* DATA FOR ANALYSIS *

↓

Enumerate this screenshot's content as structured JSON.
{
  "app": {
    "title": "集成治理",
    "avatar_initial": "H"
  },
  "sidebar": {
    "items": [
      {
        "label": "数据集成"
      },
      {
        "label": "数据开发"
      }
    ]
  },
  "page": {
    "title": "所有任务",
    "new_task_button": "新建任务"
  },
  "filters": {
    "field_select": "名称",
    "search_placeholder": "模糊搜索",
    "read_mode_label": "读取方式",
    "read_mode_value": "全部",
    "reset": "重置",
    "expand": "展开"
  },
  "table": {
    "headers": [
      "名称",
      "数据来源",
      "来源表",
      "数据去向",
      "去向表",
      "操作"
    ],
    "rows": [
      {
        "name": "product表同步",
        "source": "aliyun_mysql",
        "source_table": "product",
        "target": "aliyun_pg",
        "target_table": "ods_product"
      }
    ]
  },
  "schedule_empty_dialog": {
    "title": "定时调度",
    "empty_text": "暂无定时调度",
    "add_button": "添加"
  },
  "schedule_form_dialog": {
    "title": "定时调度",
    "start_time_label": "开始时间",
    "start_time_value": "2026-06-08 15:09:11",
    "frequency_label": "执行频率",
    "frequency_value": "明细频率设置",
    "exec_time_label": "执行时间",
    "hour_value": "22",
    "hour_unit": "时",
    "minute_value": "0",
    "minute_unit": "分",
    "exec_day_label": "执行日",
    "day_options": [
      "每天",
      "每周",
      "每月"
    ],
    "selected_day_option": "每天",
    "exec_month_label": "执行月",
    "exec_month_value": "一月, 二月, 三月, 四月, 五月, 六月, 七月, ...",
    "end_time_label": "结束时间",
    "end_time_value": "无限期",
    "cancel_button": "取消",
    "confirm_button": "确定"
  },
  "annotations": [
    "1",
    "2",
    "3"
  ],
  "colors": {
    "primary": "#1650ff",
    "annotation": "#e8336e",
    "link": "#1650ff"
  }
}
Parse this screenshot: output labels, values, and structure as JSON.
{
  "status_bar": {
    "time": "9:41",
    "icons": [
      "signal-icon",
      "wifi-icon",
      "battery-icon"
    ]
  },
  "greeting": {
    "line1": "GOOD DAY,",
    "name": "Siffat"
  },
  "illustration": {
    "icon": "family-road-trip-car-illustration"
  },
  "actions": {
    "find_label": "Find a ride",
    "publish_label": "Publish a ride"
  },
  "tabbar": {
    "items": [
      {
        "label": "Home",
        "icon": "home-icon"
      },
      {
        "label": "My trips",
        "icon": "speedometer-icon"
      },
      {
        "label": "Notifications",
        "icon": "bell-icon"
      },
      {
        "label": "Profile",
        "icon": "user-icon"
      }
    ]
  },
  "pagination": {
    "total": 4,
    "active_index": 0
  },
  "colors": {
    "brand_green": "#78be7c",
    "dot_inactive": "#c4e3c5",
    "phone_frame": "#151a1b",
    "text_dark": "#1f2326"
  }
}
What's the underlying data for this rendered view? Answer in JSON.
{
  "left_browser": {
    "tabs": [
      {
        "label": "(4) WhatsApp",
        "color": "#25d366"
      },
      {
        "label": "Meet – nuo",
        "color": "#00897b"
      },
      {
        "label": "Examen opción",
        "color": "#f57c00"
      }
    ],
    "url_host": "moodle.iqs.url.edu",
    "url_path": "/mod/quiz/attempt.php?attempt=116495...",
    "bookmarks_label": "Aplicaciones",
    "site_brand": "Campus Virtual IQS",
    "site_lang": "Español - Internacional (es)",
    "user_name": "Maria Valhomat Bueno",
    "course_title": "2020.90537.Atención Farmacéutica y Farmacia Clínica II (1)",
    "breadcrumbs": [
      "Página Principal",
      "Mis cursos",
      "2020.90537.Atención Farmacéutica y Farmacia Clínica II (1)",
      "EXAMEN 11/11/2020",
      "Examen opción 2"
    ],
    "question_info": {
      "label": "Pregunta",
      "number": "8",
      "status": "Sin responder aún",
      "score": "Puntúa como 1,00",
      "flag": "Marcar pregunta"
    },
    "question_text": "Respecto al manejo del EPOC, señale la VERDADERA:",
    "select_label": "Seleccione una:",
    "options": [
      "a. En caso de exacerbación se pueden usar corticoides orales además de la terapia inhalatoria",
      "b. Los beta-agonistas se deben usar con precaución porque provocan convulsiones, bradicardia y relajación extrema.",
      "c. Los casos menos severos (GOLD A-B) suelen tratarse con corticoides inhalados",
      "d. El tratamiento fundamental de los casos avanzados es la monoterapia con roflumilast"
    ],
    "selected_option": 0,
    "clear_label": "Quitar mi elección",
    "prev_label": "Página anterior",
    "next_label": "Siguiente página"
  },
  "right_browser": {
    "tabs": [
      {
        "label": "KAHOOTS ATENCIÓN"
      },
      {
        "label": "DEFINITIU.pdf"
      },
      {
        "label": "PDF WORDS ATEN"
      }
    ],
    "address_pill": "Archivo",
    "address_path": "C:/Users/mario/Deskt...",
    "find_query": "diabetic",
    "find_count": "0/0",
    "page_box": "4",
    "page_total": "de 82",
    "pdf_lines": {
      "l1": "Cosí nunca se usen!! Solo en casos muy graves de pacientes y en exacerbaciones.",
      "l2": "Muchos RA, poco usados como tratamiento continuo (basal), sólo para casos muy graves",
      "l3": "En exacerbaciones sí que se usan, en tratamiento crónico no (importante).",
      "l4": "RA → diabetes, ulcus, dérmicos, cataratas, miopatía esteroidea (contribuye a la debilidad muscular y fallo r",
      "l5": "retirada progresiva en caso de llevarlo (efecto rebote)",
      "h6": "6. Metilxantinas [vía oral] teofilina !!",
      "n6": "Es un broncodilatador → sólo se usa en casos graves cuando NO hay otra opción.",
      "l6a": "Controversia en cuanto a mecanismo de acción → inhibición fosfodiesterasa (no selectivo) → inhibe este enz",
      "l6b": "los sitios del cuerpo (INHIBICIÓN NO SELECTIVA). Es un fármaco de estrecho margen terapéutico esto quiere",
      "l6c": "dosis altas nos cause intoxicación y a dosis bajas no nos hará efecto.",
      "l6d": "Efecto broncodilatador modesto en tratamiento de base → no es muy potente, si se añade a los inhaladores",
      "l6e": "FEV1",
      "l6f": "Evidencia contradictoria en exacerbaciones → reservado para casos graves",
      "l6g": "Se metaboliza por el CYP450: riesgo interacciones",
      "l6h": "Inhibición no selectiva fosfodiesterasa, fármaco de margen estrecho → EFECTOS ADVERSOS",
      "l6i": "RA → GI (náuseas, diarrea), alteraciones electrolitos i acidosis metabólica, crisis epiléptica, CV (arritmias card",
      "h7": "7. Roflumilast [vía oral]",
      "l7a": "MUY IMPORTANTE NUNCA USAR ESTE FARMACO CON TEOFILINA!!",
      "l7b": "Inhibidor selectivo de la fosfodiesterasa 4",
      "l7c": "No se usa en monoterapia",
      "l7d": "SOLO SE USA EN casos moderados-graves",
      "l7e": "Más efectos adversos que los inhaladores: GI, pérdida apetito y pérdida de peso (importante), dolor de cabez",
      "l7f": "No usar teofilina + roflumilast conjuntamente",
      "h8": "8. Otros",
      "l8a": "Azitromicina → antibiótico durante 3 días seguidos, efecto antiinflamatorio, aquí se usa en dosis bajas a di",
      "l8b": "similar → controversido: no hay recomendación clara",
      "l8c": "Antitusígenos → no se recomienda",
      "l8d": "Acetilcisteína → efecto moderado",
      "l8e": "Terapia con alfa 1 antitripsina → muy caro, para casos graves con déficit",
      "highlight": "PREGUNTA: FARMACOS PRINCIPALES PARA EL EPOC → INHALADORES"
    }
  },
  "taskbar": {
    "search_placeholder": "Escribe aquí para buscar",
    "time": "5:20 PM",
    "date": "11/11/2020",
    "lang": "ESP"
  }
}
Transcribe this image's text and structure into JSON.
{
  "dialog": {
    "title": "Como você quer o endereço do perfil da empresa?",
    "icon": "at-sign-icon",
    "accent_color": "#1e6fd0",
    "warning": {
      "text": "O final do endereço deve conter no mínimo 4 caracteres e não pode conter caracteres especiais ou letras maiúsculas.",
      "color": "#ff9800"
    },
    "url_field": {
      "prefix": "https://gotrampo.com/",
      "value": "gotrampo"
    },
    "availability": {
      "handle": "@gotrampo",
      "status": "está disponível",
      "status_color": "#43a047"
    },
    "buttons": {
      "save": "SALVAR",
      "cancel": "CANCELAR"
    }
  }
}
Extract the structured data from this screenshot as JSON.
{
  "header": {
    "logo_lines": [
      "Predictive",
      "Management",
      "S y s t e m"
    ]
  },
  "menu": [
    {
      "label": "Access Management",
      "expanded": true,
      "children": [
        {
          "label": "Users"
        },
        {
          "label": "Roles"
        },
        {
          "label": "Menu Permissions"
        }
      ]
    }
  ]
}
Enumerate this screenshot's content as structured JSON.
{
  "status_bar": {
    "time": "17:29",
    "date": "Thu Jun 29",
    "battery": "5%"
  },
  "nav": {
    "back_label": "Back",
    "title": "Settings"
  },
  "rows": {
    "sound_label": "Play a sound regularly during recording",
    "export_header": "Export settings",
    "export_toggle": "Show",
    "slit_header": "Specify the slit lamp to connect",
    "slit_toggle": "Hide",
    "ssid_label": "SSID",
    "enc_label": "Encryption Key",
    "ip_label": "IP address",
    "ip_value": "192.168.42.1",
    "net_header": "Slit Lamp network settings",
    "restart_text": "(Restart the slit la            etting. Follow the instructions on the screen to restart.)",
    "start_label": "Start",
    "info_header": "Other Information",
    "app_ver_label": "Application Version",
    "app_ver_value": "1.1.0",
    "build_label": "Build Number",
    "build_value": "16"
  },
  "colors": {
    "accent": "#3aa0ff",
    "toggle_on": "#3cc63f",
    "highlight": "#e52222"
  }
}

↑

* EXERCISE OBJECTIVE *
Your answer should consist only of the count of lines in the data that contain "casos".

* WORKED SOLUTION *
8